### Exercise prompt
Select all lines holding the word "轻流周边" from the entries that follow.

***** Data to use

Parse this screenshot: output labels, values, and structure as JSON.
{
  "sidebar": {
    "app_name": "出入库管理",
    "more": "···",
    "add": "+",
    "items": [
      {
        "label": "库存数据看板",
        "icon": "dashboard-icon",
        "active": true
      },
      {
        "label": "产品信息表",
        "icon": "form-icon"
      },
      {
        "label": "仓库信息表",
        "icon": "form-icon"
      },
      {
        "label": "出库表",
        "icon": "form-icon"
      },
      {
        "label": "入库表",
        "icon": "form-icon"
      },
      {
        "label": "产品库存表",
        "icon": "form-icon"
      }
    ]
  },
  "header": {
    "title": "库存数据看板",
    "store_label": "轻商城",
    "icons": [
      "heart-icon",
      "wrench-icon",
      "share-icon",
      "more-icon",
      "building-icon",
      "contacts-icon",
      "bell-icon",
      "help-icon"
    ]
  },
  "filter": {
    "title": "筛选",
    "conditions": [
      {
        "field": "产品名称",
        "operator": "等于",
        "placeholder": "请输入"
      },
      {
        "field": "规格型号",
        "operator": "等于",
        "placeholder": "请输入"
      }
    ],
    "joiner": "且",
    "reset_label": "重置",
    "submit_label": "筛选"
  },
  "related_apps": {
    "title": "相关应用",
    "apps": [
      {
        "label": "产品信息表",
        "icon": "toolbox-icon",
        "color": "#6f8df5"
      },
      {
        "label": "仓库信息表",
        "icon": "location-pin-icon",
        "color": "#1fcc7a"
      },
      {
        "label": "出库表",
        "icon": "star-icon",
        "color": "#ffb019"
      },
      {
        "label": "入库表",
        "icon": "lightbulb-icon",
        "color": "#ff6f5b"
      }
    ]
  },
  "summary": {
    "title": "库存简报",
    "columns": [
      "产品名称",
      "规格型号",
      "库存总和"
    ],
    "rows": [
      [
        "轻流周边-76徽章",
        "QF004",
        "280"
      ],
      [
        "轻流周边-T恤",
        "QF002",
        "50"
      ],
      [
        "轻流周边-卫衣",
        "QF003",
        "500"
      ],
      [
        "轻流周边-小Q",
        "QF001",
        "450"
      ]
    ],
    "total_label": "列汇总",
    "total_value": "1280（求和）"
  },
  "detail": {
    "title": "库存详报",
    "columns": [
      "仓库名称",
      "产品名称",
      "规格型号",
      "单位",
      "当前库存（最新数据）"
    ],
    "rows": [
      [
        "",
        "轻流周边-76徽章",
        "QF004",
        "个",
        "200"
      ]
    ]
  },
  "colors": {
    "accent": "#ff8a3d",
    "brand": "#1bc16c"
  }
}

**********

### Answer to this problem
        "轻流周边-76徽章",
        "轻流周边-T恤",
        "轻流周边-卫衣",
        "轻流周边-小Q",
        "轻流周边-76徽章",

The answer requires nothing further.